- Activity: The goal is to restate all of the records below word for word.

- Exercise materials:
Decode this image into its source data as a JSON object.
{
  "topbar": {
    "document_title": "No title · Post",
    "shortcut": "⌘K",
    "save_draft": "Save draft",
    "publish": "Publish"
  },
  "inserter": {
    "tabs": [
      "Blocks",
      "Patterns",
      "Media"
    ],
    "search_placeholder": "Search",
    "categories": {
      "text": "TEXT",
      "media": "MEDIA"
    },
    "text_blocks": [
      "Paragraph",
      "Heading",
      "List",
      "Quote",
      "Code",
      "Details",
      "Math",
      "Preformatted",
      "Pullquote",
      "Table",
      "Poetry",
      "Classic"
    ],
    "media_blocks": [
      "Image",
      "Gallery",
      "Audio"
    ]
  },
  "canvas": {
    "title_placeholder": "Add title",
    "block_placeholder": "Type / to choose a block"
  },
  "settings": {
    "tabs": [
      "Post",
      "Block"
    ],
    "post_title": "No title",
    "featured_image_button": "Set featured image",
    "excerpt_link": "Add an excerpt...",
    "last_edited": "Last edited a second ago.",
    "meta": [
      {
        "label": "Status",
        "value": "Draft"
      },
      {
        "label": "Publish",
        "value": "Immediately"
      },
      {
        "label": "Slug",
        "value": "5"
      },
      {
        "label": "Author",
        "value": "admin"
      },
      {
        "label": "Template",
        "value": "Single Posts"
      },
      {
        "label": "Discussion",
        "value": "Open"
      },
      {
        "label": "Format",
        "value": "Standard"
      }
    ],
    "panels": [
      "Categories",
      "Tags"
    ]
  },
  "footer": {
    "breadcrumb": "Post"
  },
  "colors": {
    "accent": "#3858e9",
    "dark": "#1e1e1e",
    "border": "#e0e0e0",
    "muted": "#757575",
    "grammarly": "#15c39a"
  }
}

- Response:
Decode this image into its source data as a JSON object.
{
  "topbar": {
    "document_title": "No title · Post",
    "shortcut": "⌘K",
    "save_draft": "Save draft",
    "publish": "Publish"
  },
  "inserter": {
    "tabs": [
      "Blocks",
      "Patterns",
      "Media"
    ],
    "search_placeholder": "Search",
    "categories": {
      "text": "TEXT",
      "media": "MEDIA"
    },
    "text_blocks": [
      "Paragraph",
      "Heading",
      "List",
      "Quote",
      "Code",
      "Details",
      "Math",
      "Preformatted",
      "Pullquote",
      "Table",
      "Poetry",
      "Classic"
    ],
    "media_blocks": [
      "Image",
      "Gallery",
      "Audio"
    ]
  },
  "canvas": {
    "title_placeholder": "Add title",
    "block_placeholder": "Type / to choose a block"
  },
  "settings": {
    "tabs": [
      "Post",
      "Block"
    ],
    "post_title": "No title",
    "featured_image_button": "Set featured image",
    "excerpt_link": "Add an excerpt...",
    "last_edited": "Last edited a second ago.",
    "meta": [
      {
        "label": "Status",
        "value": "Draft"
      },
      {
        "label": "Publish",
        "value": "Immediately"
      },
      {
        "label": "Slug",
        "value": "5"
      },
      {
        "label": "Author",
        "value": "admin"
      },
      {
        "label": "Template",
        "value": "Single Posts"
      },
      {
        "label": "Discussion",
        "value": "Open"
      },
      {
        "label": "Format",
        "value": "Standard"
      }
    ],
    "panels": [
      "Categories",
      "Tags"
    ]
  },
  "footer": {
    "breadcrumb": "Post"
  },
  "colors": {
    "accent": "#3858e9",
    "dark": "#1e1e1e",
    "border": "#e0e0e0",
    "muted": "#757575",
    "grammarly": "#15c39a"
  }
}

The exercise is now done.